• Directions: Beginning at the line that contains "Parse this screenshot: output" and ending at the last line of the records below, retype each line exactly and add nothing.

• Supplied records:

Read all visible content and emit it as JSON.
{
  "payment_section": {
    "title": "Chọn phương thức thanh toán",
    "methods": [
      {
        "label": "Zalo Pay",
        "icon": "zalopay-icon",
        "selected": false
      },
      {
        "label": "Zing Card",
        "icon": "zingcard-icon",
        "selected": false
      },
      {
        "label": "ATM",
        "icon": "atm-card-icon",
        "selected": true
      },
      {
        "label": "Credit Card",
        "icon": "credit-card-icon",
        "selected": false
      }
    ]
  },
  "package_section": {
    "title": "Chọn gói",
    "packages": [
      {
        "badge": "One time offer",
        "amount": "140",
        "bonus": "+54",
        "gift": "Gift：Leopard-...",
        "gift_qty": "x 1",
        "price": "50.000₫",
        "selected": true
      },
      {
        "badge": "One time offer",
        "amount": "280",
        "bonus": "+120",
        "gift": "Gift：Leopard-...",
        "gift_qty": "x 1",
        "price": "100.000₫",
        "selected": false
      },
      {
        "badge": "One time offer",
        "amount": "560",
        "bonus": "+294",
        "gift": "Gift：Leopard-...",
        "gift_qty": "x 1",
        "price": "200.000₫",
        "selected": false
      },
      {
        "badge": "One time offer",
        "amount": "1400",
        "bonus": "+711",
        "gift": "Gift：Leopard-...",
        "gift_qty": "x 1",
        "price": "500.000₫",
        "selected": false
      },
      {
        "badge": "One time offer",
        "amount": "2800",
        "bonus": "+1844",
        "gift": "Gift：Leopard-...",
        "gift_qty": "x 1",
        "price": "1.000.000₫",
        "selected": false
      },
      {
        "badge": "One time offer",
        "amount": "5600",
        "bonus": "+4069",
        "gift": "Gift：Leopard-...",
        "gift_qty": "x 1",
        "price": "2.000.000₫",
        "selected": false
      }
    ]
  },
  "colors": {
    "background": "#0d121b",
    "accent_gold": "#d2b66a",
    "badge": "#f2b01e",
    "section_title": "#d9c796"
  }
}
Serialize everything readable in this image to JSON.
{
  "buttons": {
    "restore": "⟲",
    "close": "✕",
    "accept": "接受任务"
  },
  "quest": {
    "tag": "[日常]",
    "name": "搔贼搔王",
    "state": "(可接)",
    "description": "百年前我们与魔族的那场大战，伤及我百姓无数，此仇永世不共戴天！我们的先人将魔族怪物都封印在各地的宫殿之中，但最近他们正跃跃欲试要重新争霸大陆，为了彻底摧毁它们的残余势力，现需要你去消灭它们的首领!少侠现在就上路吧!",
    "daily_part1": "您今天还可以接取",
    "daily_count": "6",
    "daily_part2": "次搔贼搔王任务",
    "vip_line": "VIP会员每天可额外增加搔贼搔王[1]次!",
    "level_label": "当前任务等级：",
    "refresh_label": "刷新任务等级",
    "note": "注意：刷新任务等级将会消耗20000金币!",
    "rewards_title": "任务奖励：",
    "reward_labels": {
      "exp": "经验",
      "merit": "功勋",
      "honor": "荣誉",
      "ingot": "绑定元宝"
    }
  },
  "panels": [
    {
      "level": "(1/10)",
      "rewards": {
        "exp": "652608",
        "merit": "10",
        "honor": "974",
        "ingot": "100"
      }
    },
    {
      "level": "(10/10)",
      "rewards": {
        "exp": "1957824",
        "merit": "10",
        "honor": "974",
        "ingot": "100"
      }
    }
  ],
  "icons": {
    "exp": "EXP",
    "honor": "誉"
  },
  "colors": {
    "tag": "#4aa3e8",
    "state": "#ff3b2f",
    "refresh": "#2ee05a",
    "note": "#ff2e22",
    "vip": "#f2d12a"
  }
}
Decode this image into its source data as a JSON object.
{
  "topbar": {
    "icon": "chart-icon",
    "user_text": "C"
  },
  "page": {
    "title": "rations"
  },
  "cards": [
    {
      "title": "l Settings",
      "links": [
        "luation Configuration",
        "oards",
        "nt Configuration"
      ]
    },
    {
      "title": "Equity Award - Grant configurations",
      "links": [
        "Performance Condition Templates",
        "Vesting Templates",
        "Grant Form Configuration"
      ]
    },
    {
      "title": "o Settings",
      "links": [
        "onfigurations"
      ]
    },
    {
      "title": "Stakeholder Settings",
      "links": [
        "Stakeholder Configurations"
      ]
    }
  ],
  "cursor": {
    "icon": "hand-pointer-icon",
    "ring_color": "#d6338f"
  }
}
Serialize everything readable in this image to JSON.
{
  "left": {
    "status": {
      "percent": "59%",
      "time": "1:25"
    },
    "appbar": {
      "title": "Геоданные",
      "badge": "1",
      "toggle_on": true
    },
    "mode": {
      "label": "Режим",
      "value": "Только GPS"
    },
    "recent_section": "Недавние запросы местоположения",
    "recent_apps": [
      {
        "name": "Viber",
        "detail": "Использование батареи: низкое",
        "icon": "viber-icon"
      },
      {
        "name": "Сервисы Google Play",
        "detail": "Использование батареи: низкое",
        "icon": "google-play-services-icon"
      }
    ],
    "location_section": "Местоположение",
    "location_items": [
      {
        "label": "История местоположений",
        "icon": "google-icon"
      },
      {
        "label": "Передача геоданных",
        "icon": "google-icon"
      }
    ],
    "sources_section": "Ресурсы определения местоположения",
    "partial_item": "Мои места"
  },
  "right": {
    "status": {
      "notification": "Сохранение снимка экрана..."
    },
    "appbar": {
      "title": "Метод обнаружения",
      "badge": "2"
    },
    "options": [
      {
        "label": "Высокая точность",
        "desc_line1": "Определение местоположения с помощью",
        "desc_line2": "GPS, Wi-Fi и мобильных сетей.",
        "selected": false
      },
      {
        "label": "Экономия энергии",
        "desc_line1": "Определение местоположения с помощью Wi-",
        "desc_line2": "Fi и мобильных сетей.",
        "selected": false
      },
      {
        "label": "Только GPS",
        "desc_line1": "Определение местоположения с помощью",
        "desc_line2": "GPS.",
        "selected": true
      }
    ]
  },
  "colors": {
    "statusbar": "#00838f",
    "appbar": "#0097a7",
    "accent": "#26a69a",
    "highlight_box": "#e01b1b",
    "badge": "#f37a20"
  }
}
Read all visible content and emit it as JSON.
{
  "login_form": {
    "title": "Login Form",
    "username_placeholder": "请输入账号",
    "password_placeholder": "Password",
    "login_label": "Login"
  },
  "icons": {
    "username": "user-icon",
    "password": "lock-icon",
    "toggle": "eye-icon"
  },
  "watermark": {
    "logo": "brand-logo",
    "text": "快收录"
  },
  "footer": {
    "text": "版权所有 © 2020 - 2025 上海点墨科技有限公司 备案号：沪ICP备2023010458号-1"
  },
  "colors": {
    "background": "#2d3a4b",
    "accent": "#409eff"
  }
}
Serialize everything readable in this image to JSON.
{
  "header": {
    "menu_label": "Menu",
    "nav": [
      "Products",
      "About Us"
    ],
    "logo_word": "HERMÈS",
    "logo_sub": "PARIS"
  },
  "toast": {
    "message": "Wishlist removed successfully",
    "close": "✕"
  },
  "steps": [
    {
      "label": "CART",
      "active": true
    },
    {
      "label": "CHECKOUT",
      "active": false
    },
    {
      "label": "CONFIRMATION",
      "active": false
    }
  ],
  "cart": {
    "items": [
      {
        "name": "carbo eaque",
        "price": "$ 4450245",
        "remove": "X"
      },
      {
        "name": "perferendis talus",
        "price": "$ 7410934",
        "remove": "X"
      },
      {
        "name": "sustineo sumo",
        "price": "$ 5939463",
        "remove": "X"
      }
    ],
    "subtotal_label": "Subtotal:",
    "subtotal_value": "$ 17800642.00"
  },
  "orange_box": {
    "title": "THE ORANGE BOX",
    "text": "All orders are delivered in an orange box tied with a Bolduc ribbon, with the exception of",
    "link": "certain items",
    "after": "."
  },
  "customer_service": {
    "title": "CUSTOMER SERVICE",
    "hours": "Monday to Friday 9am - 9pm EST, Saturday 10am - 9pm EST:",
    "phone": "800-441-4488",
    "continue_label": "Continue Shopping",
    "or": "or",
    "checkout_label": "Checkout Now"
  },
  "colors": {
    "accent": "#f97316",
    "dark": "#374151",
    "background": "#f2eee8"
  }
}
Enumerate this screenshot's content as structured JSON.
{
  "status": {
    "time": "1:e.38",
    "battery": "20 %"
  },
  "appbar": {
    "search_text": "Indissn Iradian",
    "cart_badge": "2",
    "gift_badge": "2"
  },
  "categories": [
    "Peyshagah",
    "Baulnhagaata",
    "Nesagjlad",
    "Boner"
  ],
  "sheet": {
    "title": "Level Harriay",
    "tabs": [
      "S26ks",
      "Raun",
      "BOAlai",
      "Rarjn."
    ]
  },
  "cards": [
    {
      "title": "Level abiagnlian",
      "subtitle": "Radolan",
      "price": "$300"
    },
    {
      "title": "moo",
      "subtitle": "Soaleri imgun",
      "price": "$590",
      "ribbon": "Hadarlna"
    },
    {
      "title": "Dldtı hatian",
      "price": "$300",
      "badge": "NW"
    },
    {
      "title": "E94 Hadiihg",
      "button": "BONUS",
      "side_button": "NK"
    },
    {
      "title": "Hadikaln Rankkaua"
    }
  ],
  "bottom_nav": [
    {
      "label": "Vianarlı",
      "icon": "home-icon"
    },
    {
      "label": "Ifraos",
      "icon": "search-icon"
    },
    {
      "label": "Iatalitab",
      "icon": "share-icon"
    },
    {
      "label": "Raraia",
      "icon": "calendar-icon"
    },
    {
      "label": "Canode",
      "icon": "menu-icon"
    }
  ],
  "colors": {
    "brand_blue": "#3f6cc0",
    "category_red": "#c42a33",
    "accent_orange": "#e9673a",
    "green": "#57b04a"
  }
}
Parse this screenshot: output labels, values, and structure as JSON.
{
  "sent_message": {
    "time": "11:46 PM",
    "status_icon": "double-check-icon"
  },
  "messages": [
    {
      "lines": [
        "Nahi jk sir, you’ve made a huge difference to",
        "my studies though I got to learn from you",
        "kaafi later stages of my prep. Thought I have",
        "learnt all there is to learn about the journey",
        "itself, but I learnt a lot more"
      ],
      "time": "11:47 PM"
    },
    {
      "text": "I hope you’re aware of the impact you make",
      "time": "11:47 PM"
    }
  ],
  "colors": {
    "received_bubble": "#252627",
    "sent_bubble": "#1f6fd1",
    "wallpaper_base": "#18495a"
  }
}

• Result of the task:
Parse this screenshot: output labels, values, and structure as JSON.
{
  "sent_message": {
    "time": "11:46 PM",
    "status_icon": "double-check-icon"
  },
  "messages": [
    {
      "lines": [
        "Nahi jk sir, you’ve made a huge difference to",
        "my studies though I got to learn from you",
        "kaafi later stages of my prep. Thought I have",
        "learnt all there is to learn about the journey",
        "itself, but I learnt a lot more"
      ],
      "time": "11:47 PM"
    },
    {
      "text": "I hope you’re aware of the impact you make",
      "time": "11:47 PM"
    }
  ],
  "colors": {
    "received_bubble": "#252627",
    "sent_bubble": "#1f6fd1",
    "wallpaper_base": "#18495a"
  }
}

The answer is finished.